(Collected data entries)
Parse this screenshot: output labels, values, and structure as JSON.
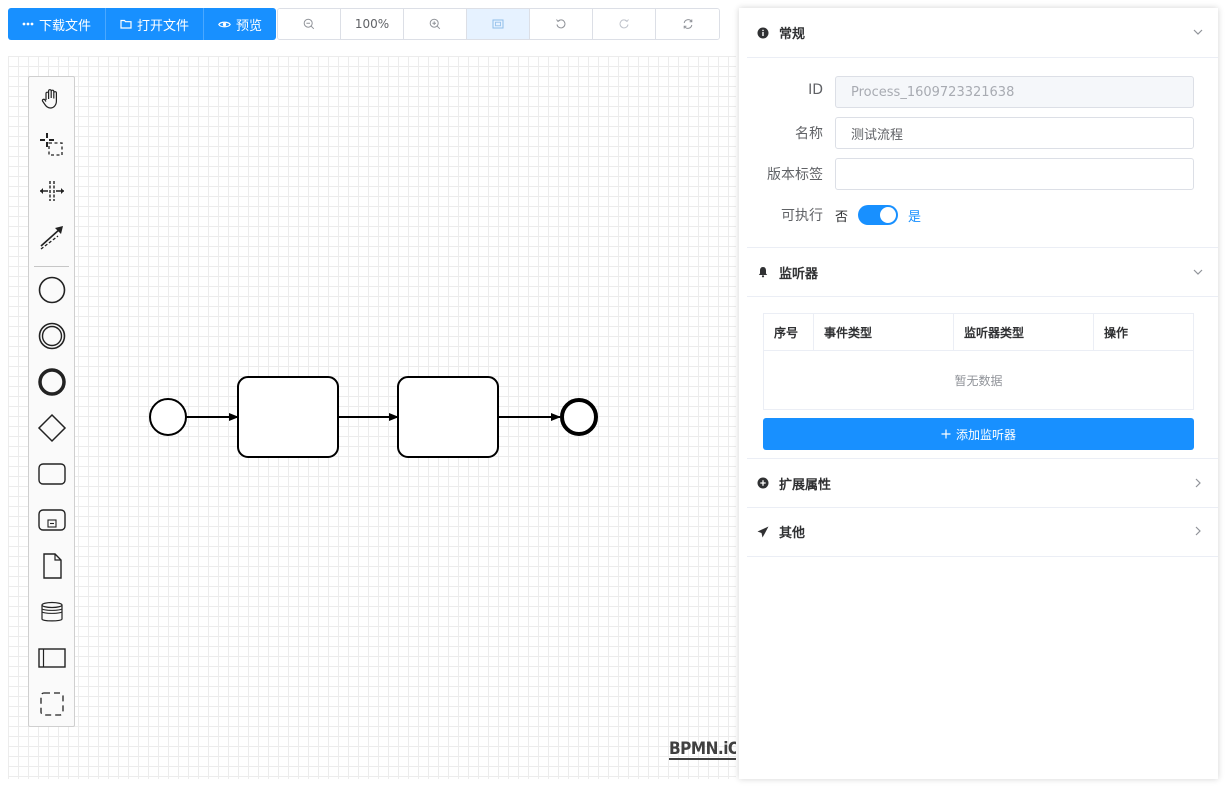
{
  "toolbar": {
    "download_label": "下载文件",
    "open_label": "打开文件",
    "preview_label": "预览",
    "zoom_level": "100%",
    "accent_color": "#1890ff"
  },
  "canvas": {
    "logo_text": "BPMN.iO"
  },
  "panel": {
    "general": {
      "title": "常规",
      "id_label": "ID",
      "id_value": "Process_1609723321638",
      "name_label": "名称",
      "name_value": "测试流程",
      "version_label": "版本标签",
      "version_value": "",
      "executable_label": "可执行",
      "switch_off_text": "否",
      "switch_on_text": "是",
      "executable": true
    },
    "listeners": {
      "title": "监听器",
      "columns": [
        "序号",
        "事件类型",
        "监听器类型",
        "操作"
      ],
      "empty_text": "暂无数据",
      "add_button": "添加监听器"
    },
    "extensions": {
      "title": "扩展属性"
    },
    "other": {
      "title": "其他"
    }
  }
}
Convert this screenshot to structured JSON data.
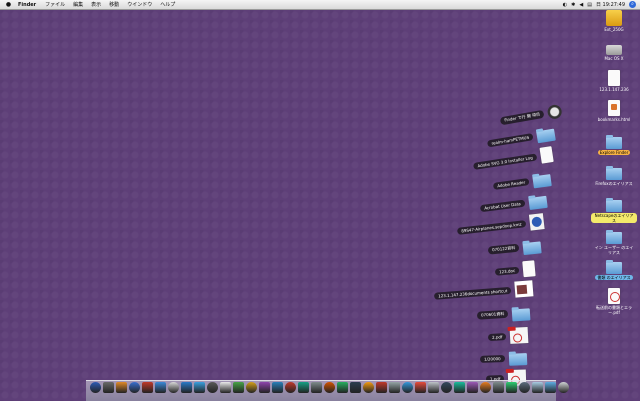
{
  "menubar": {
    "apple": "",
    "app_name": "Finder",
    "menus": [
      "ファイル",
      "編集",
      "表示",
      "移動",
      "ウインドウ",
      "ヘルプ"
    ],
    "clock": "日 19:27:49"
  },
  "desktop_icons": [
    {
      "label": "Ext_250G",
      "icon": "external-drive-icon",
      "kind": "ext",
      "label_style": ""
    },
    {
      "label": "Mac OS X",
      "icon": "hard-drive-icon",
      "kind": "hdd",
      "label_style": ""
    },
    {
      "label": "123.1.147.236",
      "icon": "location-icon",
      "kind": "doc at",
      "label_style": ""
    },
    {
      "label": "bookmarks.html",
      "icon": "html-document-icon",
      "kind": "doc html",
      "label_style": ""
    },
    {
      "label": "Explore Finder",
      "icon": "folder-icon",
      "kind": "folder",
      "label_style": "orange"
    },
    {
      "label": "Firefoxのエイリアス",
      "icon": "folder-icon",
      "kind": "folder",
      "label_style": ""
    },
    {
      "label": "Netscapeのエイリアス",
      "icon": "folder-icon",
      "kind": "folder",
      "label_style": "yellow"
    },
    {
      "label": "イン ユーザー のエイリアス",
      "icon": "folder-icon",
      "kind": "folder",
      "label_style": ""
    },
    {
      "label": "書類 のエイリアス",
      "icon": "folder-icon",
      "kind": "folder",
      "label_style": "blue"
    },
    {
      "label": "転送前の書類とエラー.pdf",
      "icon": "pdf-document-icon",
      "kind": "doc pdf",
      "label_style": ""
    }
  ],
  "stack_fan": [
    {
      "label": "Finder で行 開 項目",
      "icon": "open-in-finder-icon",
      "kind": "gear"
    },
    {
      "label": "realm-hamPETMUS",
      "icon": "folder-icon",
      "kind": "folder"
    },
    {
      "label": "Adobe SVG 3.0 Installer Log",
      "icon": "document-icon",
      "kind": "doc"
    },
    {
      "label": "Adobe Reader",
      "icon": "folder-icon",
      "kind": "folder"
    },
    {
      "label": "Acrobat User Data",
      "icon": "folder-icon",
      "kind": "folder"
    },
    {
      "label": "89S47-Airplanes.sepdoop.kmz",
      "icon": "kmz-document-icon",
      "kind": "globe"
    },
    {
      "label": "070122資料",
      "icon": "folder-icon",
      "kind": "folder"
    },
    {
      "label": "123.doc",
      "icon": "document-icon",
      "kind": "doc"
    },
    {
      "label": "123.1.147.236documents shortcut",
      "icon": "image-document-icon",
      "kind": "img"
    },
    {
      "label": "070601資料",
      "icon": "folder-icon",
      "kind": "folder"
    },
    {
      "label": "2.pdf",
      "icon": "pdf-document-icon",
      "kind": "pdfdoc"
    },
    {
      "label": "1/20000",
      "icon": "folder-icon",
      "kind": "folder"
    },
    {
      "label": "1.pdf",
      "icon": "pdf-document-icon",
      "kind": "pdfdoc"
    }
  ],
  "dock_colors": [
    "#2d5bb5",
    "#6a6a6a",
    "#e08a2a",
    "#3a6fd0",
    "#c0392b",
    "#3b8ad9",
    "#d9d9d9",
    "#2a7ac7",
    "#3aa0e0",
    "#5a5a5a",
    "#e9e9e9",
    "#47a447",
    "#d4a017",
    "#8e44ad",
    "#2980b9",
    "#c0392b",
    "#16a085",
    "#7f8c8d",
    "#d35400",
    "#27ae60",
    "#2c3e50",
    "#f39c12",
    "#c0392b",
    "#95a5a6",
    "#3498db",
    "#e74c3c",
    "#bdc3c7",
    "#34495e",
    "#1abc9c",
    "#9b59b6",
    "#e67e22",
    "#7f8c8d",
    "#2ecc71",
    "#5d6d7e",
    "#a9cce3",
    "#5dade2",
    "#d0d3d4"
  ]
}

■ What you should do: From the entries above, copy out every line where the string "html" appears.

■ Reply to the task:
      "label": "bookmarks.html",
      "icon": "html-document-icon",
      "kind": "doc html",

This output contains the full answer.